Humanities and Justice Minor

Description. The Humanities and Justice minor offers students the opportunity to explore fundamental questions about justice from a humanistic and interdisciplinary perspective. Embedded in history, literature, and philosophy, the minor engages students in the study of constructions of justice that underlie social policy and criminal justice as well as in broader issues of morality and equity.

Rationale. The Humanities and Justice minor will provide students who are majoring in the social sciences and sciences with an important supplementary perspective for their study of issues, policies, and laws concerned with justice. With its interdisciplinary focus, the minor will also enrich the curriculum of students majoring in one of the humanities. Its courses are designed to help students develop the skills of careful reading, critical thinking, and clear writing that are necessary for careers in law, public policy, civil service, and teaching.

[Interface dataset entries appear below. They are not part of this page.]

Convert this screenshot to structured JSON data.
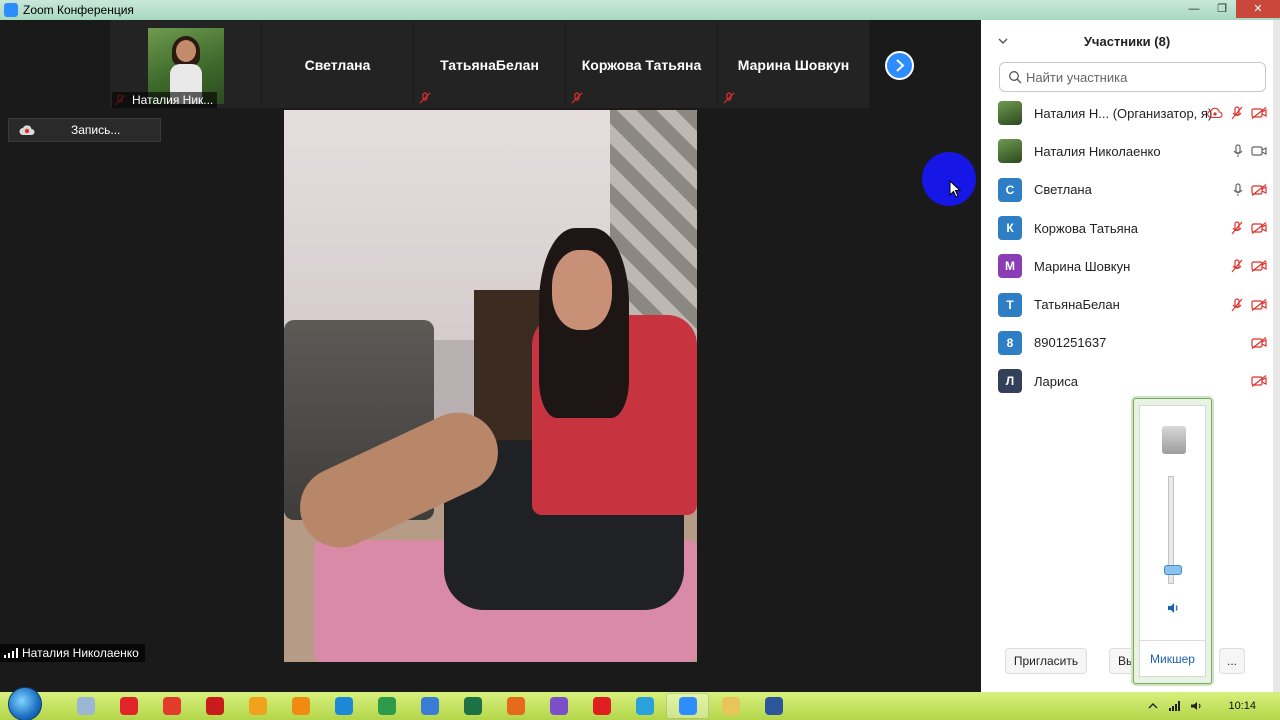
{
  "window": {
    "title": "Zoom Конференция",
    "buttons": [
      "—",
      "❐",
      "✕"
    ]
  },
  "strip": {
    "self_label": "Наталия Ник...",
    "tiles": [
      {
        "name": "Светлана"
      },
      {
        "name": "ТатьянаБелан"
      },
      {
        "name": "Коржова Татьяна"
      },
      {
        "name": "Марина Шовкун"
      }
    ]
  },
  "recording": {
    "label": "Запись..."
  },
  "main_video": {
    "speaker_name": "Наталия Николаенко"
  },
  "panel": {
    "title": "Участники (8)",
    "search_placeholder": "Найти участника",
    "participants": [
      {
        "name": "Наталия Н...  (Организатор, я)",
        "avatar": "",
        "avatar_color": "photo",
        "recording": true,
        "mic": "muted",
        "video": "off"
      },
      {
        "name": "Наталия Николаенко",
        "avatar": "",
        "avatar_color": "photo",
        "recording": false,
        "mic": "on",
        "video": "on"
      },
      {
        "name": "Светлана",
        "avatar": "С",
        "avatar_color": "#2d7ec4",
        "recording": false,
        "mic": "on",
        "video": "off"
      },
      {
        "name": "Коржова Татьяна",
        "avatar": "К",
        "avatar_color": "#2d7ec4",
        "recording": false,
        "mic": "muted",
        "video": "off"
      },
      {
        "name": "Марина Шовкун",
        "avatar": "М",
        "avatar_color": "#8b3db8",
        "recording": false,
        "mic": "muted",
        "video": "off"
      },
      {
        "name": "ТатьянаБелан",
        "avatar": "Т",
        "avatar_color": "#2d7ec4",
        "recording": false,
        "mic": "muted",
        "video": "off"
      },
      {
        "name": "8901251637",
        "avatar": "8",
        "avatar_color": "#2d7ec4",
        "recording": false,
        "mic": "none",
        "video": "off"
      },
      {
        "name": "Лариса",
        "avatar": "Л",
        "avatar_color": "#34405a",
        "recording": false,
        "mic": "none",
        "video": "off"
      }
    ],
    "footer": {
      "invite_label": "Пригласить",
      "leave_label": "Вы",
      "more_label": "..."
    }
  },
  "mixer": {
    "label": "Микшер",
    "volume_level": 0.1
  },
  "taskbar": {
    "apps": [
      {
        "icon": "notepad-icon",
        "color": "#9bb7d4"
      },
      {
        "icon": "opera-icon",
        "color": "#e0252a"
      },
      {
        "icon": "pen-icon",
        "color": "#e23b2b"
      },
      {
        "icon": "antivirus-icon",
        "color": "#c81c1c"
      },
      {
        "icon": "media-player-icon",
        "color": "#f0a21c"
      },
      {
        "icon": "vlc-icon",
        "color": "#f08a10"
      },
      {
        "icon": "internet-explorer-icon",
        "color": "#1e88d8"
      },
      {
        "icon": "chrome-icon",
        "color": "#2e9b4a"
      },
      {
        "icon": "launcher-icon",
        "color": "#3a7bd5"
      },
      {
        "icon": "excel-icon",
        "color": "#1e7145"
      },
      {
        "icon": "firefox-icon",
        "color": "#e66a1c"
      },
      {
        "icon": "viber-icon",
        "color": "#7b4fc8"
      },
      {
        "icon": "yandex-icon",
        "color": "#e02020"
      },
      {
        "icon": "telegram-icon",
        "color": "#2aa1da"
      },
      {
        "icon": "zoom-icon",
        "color": "#2d8cff"
      },
      {
        "icon": "folder-icon",
        "color": "#e8c45a"
      },
      {
        "icon": "word-icon",
        "color": "#2b579a"
      }
    ],
    "clock": "10:14"
  }
}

Minor Coordinator. Professor David Munns, Department of History (646.557.4496, dmunns@jjay.cuny.edu)

Requirements. The minor in Humanities and Justice requires a total of 18 credits of which 6 credits are required and 12 credits are electives.

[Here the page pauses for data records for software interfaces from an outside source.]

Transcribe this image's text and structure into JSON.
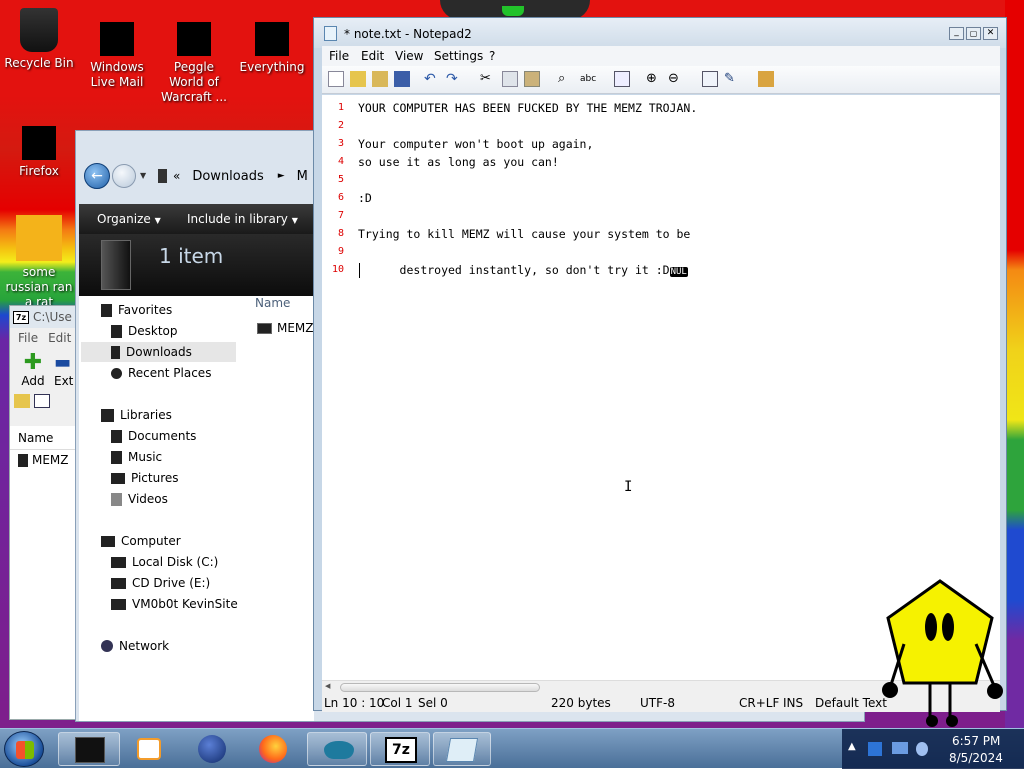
{
  "desktop": {
    "icons": [
      {
        "label": "Recycle Bin"
      },
      {
        "label": "Windows Live Mail"
      },
      {
        "label": "Peggle World of Warcraft ..."
      },
      {
        "label": "Everything"
      },
      {
        "label": "Firefox"
      },
      {
        "label": "some russian ran a rat"
      }
    ]
  },
  "explorer": {
    "breadcrumb": [
      "Downloads",
      "M"
    ],
    "cmd": {
      "organize": "Organize",
      "include": "Include in library"
    },
    "item_count": "1 item",
    "column_name": "Name",
    "files": [
      "MEMZ"
    ],
    "nav": {
      "favorites": "Favorites",
      "favorites_items": [
        "Desktop",
        "Downloads",
        "Recent Places"
      ],
      "libraries": "Libraries",
      "libraries_items": [
        "Documents",
        "Music",
        "Pictures",
        "Videos"
      ],
      "computer": "Computer",
      "computer_items": [
        "Local Disk (C:)",
        "CD Drive (E:)",
        "VM0b0t KevinSite"
      ],
      "network": "Network"
    }
  },
  "sevenzip": {
    "title": "C:\\Use",
    "menu": [
      "File",
      "Edit"
    ],
    "add": "Add",
    "extract": "Ext",
    "column_name": "Name",
    "files": [
      "MEMZ"
    ]
  },
  "notepad": {
    "title": "* note.txt - Notepad2",
    "menu": [
      "File",
      "Edit",
      "View",
      "Settings",
      "?"
    ],
    "lines": [
      "YOUR COMPUTER HAS BEEN FUCKED BY THE MEMZ TROJAN.",
      "",
      "Your computer won't boot up again,",
      "so use it as long as you can!",
      "",
      ":D",
      "",
      "Trying to kill MEMZ will cause your system to be",
      "destroyed instantly, so don't try it :D",
      ""
    ],
    "nul_marker": "NUL",
    "line_numbers": [
      "1",
      "2",
      "3",
      "4",
      "5",
      "6",
      "7",
      "8",
      "9",
      "10"
    ],
    "status": {
      "position": "Ln 10 : 10",
      "col": "Col 1",
      "sel": "Sel 0",
      "size": "220 bytes",
      "encoding": "UTF-8",
      "eol": "CR+LF",
      "mode": "INS",
      "scheme": "Default Text"
    }
  },
  "taskbar": {
    "clock_time": "6:57 PM",
    "clock_date": "8/5/2024"
  }
}
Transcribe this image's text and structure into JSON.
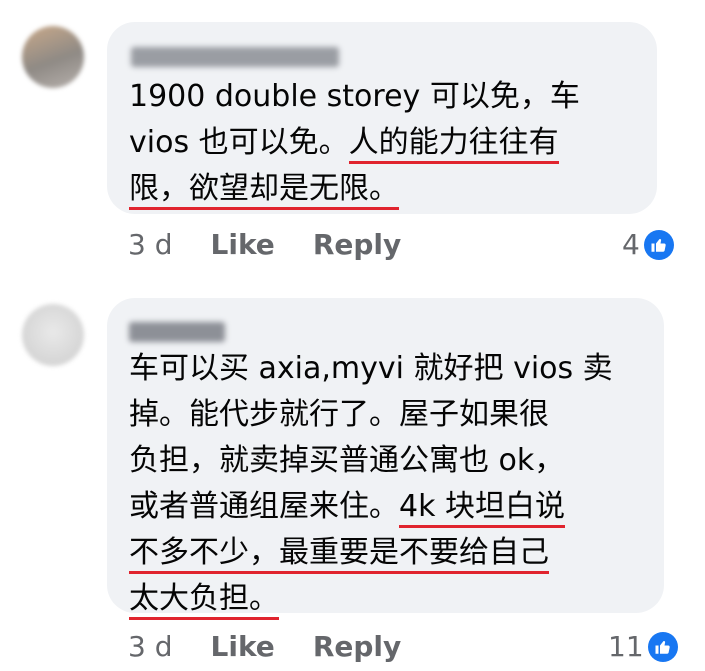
{
  "comments": [
    {
      "text_lines": [
        {
          "parts": [
            {
              "text": "1900 double storey 可以免，车"
            }
          ]
        },
        {
          "parts": [
            {
              "text": "vios 也可以免。"
            },
            {
              "text": "人的能力往往有",
              "highlight": true
            }
          ]
        },
        {
          "parts": [
            {
              "text": "限，欲望却是无限。",
              "highlight": true
            }
          ]
        }
      ],
      "age": "3 d",
      "like_label": "Like",
      "reply_label": "Reply",
      "reaction_count": "4",
      "reaction_icon": "like-thumb-icon",
      "colors": {
        "avatar": [
          "#c9a98a",
          "#8f8a85",
          "#b7b1ad"
        ],
        "author": "#9a9da3"
      }
    },
    {
      "text_lines": [
        {
          "parts": [
            {
              "text": "车可以买 axia,myvi 就好把 vios 卖"
            }
          ]
        },
        {
          "parts": [
            {
              "text": "掉。能代步就行了。屋子如果很"
            }
          ]
        },
        {
          "parts": [
            {
              "text": "负担，就卖掉买普通公寓也 ok，"
            }
          ]
        },
        {
          "parts": [
            {
              "text": "或者普通组屋来住。"
            },
            {
              "text": "4k 块坦白说",
              "highlight": true
            }
          ]
        },
        {
          "parts": [
            {
              "text": "不多不少，最重要是不要给自己",
              "highlight": true
            }
          ]
        },
        {
          "parts": [
            {
              "text": "太大负担。",
              "highlight": true
            }
          ]
        }
      ],
      "age": "3 d",
      "like_label": "Like",
      "reply_label": "Reply",
      "reaction_count": "11",
      "reaction_icon": "like-thumb-icon",
      "colors": {
        "avatar": [
          "#d8d8d8",
          "#e9e9e9",
          "#cfcfcf"
        ],
        "author": "#8d9097"
      }
    }
  ]
}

Part One. Required Courses                                                          Subtotal: 6 credits

HJS 250 Justice in the Western Traditions. 
HJS 310 Comparative Perspectives on Justice.

This two-course sequence provides an introduction to a consideration of "justice" as a personal, social, and political construction. Selected texts from history, literature, and philosophy introduce students to the complexities attending the meanings of justice from ancient to modern times. Issues under study may include retribution and revenge; justice as political and social equity; determinism, free will, and the "unjust" act; divinity, hierarchy, and community as perceived sources of justice (or injustice); the social construction of justice, injustice, and crime; law as a structure of rules representing, defining, and shaping justice. The sequence will explore how understandings of justice clarify the ethical and legal frameworks defining religion, the state, colonialism and national identity, race and ethnicity, gender, ruling, class, the family, and similar structures.

Students in HJS 250 study works concerned with justice in the western tradition (primarily historical, literary, and philosophical texts of Europe, Britain, and North America). With its focus on works from the Mideast, Africa, Asia, and the other Americas, HJS 310 expands student understandings of justice. It encourages comparative assessments between western and nonwestern forms of justice by studying contacts resulting from war and conquest, trade, and cultural exchange. HJS 310 also develops and extends the skills students have gained in HJS 250 by its comparative tasks, by supplementing primary texts with theoretical readings, and by more complex and lengthy writing assignments.


Part Two. Electives   
                                                                   
Subtotal: 12 credits

Students must take four courses in literature, history, and/or philosophy selected from the humanities electives offered each semester that count toward the Humanities and Justice major. At least two of these courses must be at the 300-level or above. Students will select their electives in consultation with the minor coordinator.

The electives listed below are supplemented every semester by new or experimental courses that are pertinent to Justice Studies as identified and approved by the minor coordinator.


History Courses

HIS 217 History of New York City
HIS 219 Violence and Social Change in America
HIS 224 A History of Crime in New York City 
HIS 252 Warfare in the Ancient Near East and Egypt
HIS 254 History of Ancient Greece and Rome
HIS 277 American Legal History
HIS 290 Selected Topics in History
HIS 320 Topics in the History of Crime and Punishment in the United States
HIS 325 Criminal Justice in European Society, 1750 to the Present
HIS 354 Law and Society in Ancient Athens and Rome
HIS 381 Social History of Catholicism in the Modern World
HIS 383 History of Terrorism
HIS 260/LLS 260 History of Contemporary Cuba
HIS 265/LLS 265 Class, Race and Family in Latin American History


Literature Courses


LIT 219 The Word as Weapon
LIT 290 Selected Topics
LIT 305 Foundations of Literature and Law
LIT 311 Literature and Ethics
LIT 313 Shakespeare
LIT 314 Shakespeare and Justice
LIT 315 American Literature and the Law
LIT 316 Gender and Identity in Literary Traditions
LIT 327 Crime, Punishment and Justice in World Literatures
LIT 342 Perspectives on Literature and Human Rights
LIT 346 Cultures in Conflict
LIT 223/AFR 223 African-American Literature
LIT 340/AFR 340 African- American Experience in America: Comparative Racial Perspectives
SPA 208 The Theme of Justice in 20th-Century Spanish Literature


Philosophy Courses


PHI 203 Political Philosophy
PHI 205 Philosophy of Religion
PHI 210 Ethical Theory
PHI 302 Philosophical Issues of Rights 
PHI  304 Philosophy of Mind
PHI 310/LAW 310 Ethics and Law
PHI 315 Philosophy of the Rule of Law
PHI 322 Judicial and Correctional Ethics
PHI 326 Topics in the History of Modern Thought
PHI 340 Utopian Thought
PHI 423POL 423 Selected Topics in Justice



                                                                                                        Total: 18 credits